The aroma of pipe smoke at Armagh county matches in the 1970s. Even now when I get that whiff, I am transported to concrete seats, paper hats, old-style football and a block wall with the word “FIR” written in paint behind, which was not a place for the faint-hearted.

Where do you come in your family’s birth order, and has this defined you?

I was the fourth boy in a row from a mummy who always wanted a little girl with pigtails and dresses. My older brothers tell me I was kicked into the corner while trials for number five began in earnest! Luckily for me, my sister Helena came a year later, so I received as normal an upbringing as any south Armagh youth navigating the harsh realities of a being brought up during a military conflict while trying to ponder the teenage mysteries of life.

What do you expect to happen when you die?

I expect a Silverbridge GAA club funeral with full pomp and ceremony. We do wakes and funerals really well in our club. We basically take over and look after everything, from stewarding the wake to carrying the coffin, and the bereaved families see it an immense reassurance that we do. Speedy McCann is our funeral tsar, even going to the extent of painting numbers on the road to identify the point at which the coffin carrier exchanges occur on the funeral route.

When were you happiest?

Someone once told me that grandparents get on well with grandchildren because they share a common enemy! I now know what that means. Our daughter Megan and her husband, Dee, have provided us with more happiness than we could ever deserve with our grandchild Bláithin.

Which actor would play you in a biopic about your life?

In my first year of teaching, one of my students told me I looked like a cross between Liam Neeson and Tom Selleck without the moustache. I let her off detention for that remark until one of my colleagues told me she had told him exactly the same thing with the same result.

What’s your biggest career/personal regret?

I never look back in anger. I would have loved to have won a championship with Silverbridge or an All-Ireland with Armagh but, as Charlotte Church says, “Even God can’t change the past”.

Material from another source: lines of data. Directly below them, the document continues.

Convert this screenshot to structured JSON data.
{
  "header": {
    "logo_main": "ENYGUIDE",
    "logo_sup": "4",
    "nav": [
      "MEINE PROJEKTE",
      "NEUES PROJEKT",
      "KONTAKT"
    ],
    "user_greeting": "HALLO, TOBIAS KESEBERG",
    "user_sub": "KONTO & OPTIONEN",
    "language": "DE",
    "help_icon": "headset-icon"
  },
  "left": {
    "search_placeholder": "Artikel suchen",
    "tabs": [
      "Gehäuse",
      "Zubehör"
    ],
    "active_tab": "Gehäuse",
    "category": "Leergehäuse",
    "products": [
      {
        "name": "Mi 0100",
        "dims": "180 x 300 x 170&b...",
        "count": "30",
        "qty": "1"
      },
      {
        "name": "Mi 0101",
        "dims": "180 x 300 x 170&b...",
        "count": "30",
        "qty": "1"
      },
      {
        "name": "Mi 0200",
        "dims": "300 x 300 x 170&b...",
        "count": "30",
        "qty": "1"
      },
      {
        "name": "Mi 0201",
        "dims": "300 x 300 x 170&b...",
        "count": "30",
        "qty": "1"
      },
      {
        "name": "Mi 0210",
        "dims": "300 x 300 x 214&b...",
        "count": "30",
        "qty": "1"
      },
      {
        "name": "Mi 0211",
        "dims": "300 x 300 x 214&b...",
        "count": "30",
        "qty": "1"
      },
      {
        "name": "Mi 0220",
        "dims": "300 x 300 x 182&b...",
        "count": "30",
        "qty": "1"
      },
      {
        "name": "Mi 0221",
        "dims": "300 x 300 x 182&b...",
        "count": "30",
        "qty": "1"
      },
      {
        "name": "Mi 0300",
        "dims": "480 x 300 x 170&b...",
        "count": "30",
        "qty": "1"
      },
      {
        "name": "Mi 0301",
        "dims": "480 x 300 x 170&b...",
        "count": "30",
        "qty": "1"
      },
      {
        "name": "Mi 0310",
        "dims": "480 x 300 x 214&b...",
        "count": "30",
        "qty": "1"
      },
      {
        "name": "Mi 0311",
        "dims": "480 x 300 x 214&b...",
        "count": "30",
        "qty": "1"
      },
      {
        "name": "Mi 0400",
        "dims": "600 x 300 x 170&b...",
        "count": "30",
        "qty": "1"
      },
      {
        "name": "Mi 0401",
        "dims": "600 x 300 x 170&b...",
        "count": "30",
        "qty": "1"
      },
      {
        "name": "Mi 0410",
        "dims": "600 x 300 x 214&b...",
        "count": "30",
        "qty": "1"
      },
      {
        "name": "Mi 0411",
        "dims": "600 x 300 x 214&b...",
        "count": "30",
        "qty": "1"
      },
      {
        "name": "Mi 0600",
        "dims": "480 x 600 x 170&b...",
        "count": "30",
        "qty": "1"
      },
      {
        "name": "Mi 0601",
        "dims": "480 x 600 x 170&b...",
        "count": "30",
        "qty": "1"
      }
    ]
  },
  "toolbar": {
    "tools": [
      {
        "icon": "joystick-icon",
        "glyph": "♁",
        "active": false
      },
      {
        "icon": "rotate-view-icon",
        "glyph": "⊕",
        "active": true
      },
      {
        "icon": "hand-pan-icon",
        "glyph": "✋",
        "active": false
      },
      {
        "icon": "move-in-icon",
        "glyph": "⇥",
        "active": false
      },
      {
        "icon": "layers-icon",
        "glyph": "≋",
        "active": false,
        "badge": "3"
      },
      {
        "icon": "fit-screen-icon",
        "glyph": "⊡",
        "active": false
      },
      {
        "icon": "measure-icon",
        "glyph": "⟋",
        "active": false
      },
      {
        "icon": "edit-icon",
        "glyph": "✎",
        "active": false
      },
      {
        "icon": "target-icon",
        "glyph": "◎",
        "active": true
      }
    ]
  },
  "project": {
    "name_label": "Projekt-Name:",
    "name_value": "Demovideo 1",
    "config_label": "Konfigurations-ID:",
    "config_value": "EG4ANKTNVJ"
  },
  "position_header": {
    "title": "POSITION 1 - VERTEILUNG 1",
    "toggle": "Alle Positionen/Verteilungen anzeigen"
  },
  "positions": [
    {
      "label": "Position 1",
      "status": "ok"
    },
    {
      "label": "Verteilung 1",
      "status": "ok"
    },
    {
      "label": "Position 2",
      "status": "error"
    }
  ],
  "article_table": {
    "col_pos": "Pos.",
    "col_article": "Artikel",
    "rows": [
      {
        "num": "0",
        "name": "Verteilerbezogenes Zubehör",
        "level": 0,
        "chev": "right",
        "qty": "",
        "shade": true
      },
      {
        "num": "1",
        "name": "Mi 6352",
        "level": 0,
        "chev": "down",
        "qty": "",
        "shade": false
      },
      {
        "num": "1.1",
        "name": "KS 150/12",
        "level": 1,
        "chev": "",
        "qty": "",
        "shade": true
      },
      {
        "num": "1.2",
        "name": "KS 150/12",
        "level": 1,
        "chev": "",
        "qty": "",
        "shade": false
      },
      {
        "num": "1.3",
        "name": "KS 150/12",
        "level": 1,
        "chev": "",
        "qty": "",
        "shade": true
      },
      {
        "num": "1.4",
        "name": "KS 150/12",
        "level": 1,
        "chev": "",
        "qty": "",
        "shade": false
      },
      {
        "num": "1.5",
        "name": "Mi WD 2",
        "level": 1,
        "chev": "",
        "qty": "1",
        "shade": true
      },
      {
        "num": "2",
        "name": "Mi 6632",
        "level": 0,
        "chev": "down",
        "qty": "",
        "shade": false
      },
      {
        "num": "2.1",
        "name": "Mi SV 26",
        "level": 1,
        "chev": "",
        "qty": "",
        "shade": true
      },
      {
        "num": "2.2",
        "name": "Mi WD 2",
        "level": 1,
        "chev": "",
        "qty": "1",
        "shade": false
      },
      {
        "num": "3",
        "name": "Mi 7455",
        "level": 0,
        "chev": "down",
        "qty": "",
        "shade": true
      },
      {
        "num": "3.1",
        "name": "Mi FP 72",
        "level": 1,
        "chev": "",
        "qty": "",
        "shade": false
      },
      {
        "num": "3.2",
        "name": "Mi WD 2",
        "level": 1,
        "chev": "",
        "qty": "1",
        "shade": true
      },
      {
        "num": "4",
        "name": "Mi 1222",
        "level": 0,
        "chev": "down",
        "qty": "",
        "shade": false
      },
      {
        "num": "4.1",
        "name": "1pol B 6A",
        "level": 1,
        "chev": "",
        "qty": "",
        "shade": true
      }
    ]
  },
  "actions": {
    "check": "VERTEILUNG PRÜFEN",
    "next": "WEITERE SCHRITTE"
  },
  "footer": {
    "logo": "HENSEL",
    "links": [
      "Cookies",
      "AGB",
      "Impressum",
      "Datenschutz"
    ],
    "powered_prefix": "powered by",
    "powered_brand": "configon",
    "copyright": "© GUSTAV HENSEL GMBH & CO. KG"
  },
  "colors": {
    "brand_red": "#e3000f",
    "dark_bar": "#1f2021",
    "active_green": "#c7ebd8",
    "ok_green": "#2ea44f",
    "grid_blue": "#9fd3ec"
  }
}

Have you any psychological quirks?

My wife and family could answer that question more honestly than I, and please don’t ask them.